On a similar note there's psycobilin aka the active ingredient of magic mushrooms, it connects the brain more than usual and makes you hallucinate. And hallucinations are basically the same as waking dreams.
 

·
Registered
Joined
·
3,421 Posts
Dreaming has no purpose. Just like doing taxes or dancing.
 

·
Registered
Joined
·
206 Posts
Personally I think dreams have no evolutionary purpose and are a side effect of REM sleep, purpose comes from the REM, but with some knowhow you can be enlightened from them. I think dreams come from the outer brain translating signals from the deep brain, imo REM sleep connects far flung regions of the brain.

On a similar note there's psycobilin aka the active ingredient of magic mushrooms, it connects the brain more than usual and makes you hallucinate. And hallucinations are basically the same as waking dreams.
I think you're confusing psilocybin with the closely related DMT (dimethyltryptamine), both of which are a tryptamine, and both of which play on the function of serotonin (another tryptamine). DMT hallucinations are more like the type of dream you would get while asleep. Mushroom hallucinations are more like dreaming in a waking state, with gassy stomach pain. The same gland that makes endogenous DMT in vertebrates also makes melatonin (yet another tryptamine), which regulates sleep patterns. I'm not a pro in brain chemistry, there might be a link between DMT and psilocyin, but I think DMT is more likely to be a connection between dreaming and hallucinogens than shrooms. Or not.
 

·
Registered
Joined
·
738 Posts
I think you're confusing psilocybin with the closely related DMT (dimethyltryptamine), both of which are a tryptamine, and both of which play on the function of serotonin (another tryptamine). DMT hallucinations are more like the type of dream you would get while asleep. Mushroom hallucinations are more like dreaming in a waking state, with gassy stomach pain. The same gland that makes endogenous DMT in vertebrates also makes melatonin (yet another tryptamine), which regulates sleep patterns. I'm not a pro in brain chemistry, there might be a link between DMT and psilocyin, but I think DMT is more likely to be a connection between dreaming and hallucinogens than shrooms. Or not.
Yeah, the whole point was my thought that an interconnected brain can give you visions. Also that REM sleep likely does this for its assimilation and defraging of data functions, and dreams could just be a side effect and not their own function/purpose.
 

·
Registered
Joined
·
206 Posts
Yeah, the whole point was my thought that an interconnected brain can give you visions. Also that REM sleep likely does this for its assimilation and defraging of data functions, and dreams could just be a side effect and not their own function/purpose.
I more or less agree. The brain is sorting what's relevant, and in the process we have dreams (side effect). Or it might serve the function of our brain asking us for help in determining relevance, and our actions in our dreams have an effect on what or how a certain "fragment" is stored or retained. This can also explain the deep and profound perceptual experiences certain psychedelic substances have on a person's mind; the brain sorts out what is being perceived during a waking state?

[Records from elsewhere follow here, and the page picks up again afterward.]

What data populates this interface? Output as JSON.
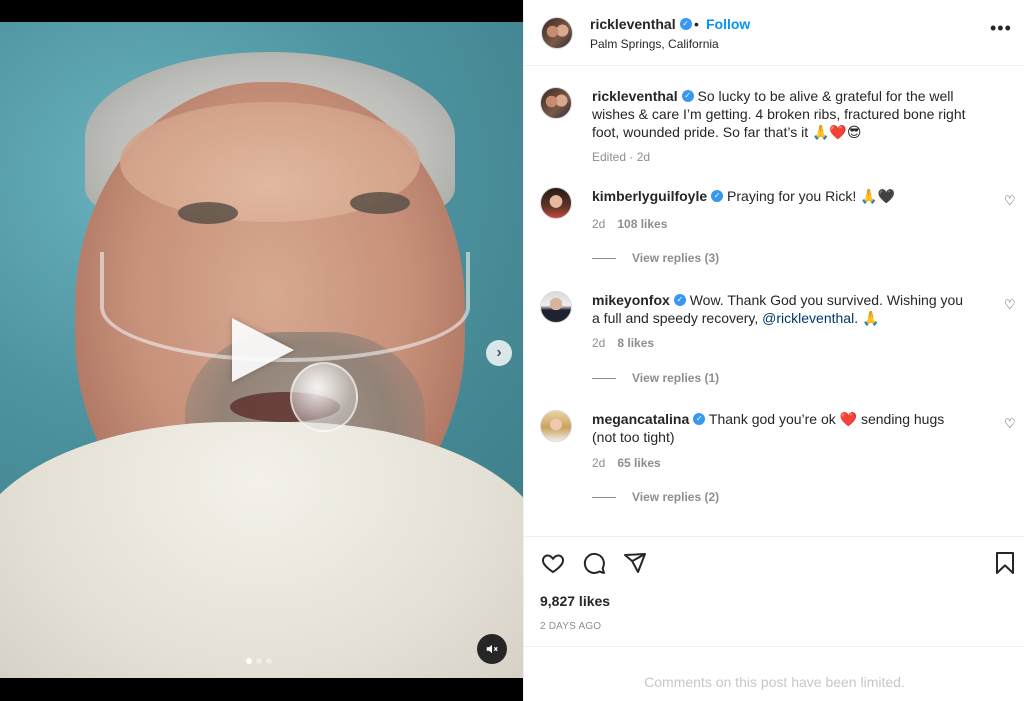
{
  "post": {
    "username": "rickleventhal",
    "verified_mark": "✓",
    "separator": "•",
    "follow_label": "Follow",
    "location": "Palm Springs, California",
    "more_label": "•••"
  },
  "caption": {
    "username": "rickleventhal",
    "text": " So lucky to be alive & grateful for the well wishes & care I’m getting. 4 broken ribs, fractured bone right foot, wounded pride. So far that’s it 🙏❤️😎",
    "edited": "Edited · 2d"
  },
  "comments": [
    {
      "username": "kimberlyguilfoyle",
      "text": " Praying for you Rick! 🙏🖤",
      "time": "2d",
      "likes": "108 likes",
      "replies": "View replies (3)"
    },
    {
      "username": "mikeyonfox",
      "text": " Wow. Thank God you survived. Wishing you a full and speedy recovery, ",
      "mention": "@rickleventhal",
      "text_after": ". 🙏",
      "time": "2d",
      "likes": "8 likes",
      "replies": "View replies (1)"
    },
    {
      "username": "megancatalina",
      "text": " Thank god you’re ok ❤️ sending hugs (not too tight)",
      "time": "2d",
      "likes": "65 likes",
      "replies": "View replies (2)"
    }
  ],
  "actions": {
    "likes": "9,827 likes",
    "date": "2 DAYS AGO"
  },
  "footer": {
    "limited": "Comments on this post have been limited."
  },
  "icons": {
    "heart": "heart-icon",
    "comment": "comment-icon",
    "share": "share-icon",
    "save": "bookmark-icon",
    "play": "play-icon",
    "next": "chevron-right-icon",
    "mute": "muted-speaker-icon"
  },
  "carousel": {
    "slides": 3,
    "active": 1
  },
  "colors": {
    "accent": "#0095f6",
    "verified": "#3897f0",
    "muted": "#8e8e8e"
  }
}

Truly mysterious the way the mind works, the more we try to understand the more questions we run into.
 
1 - 20 of 20 Posts
Top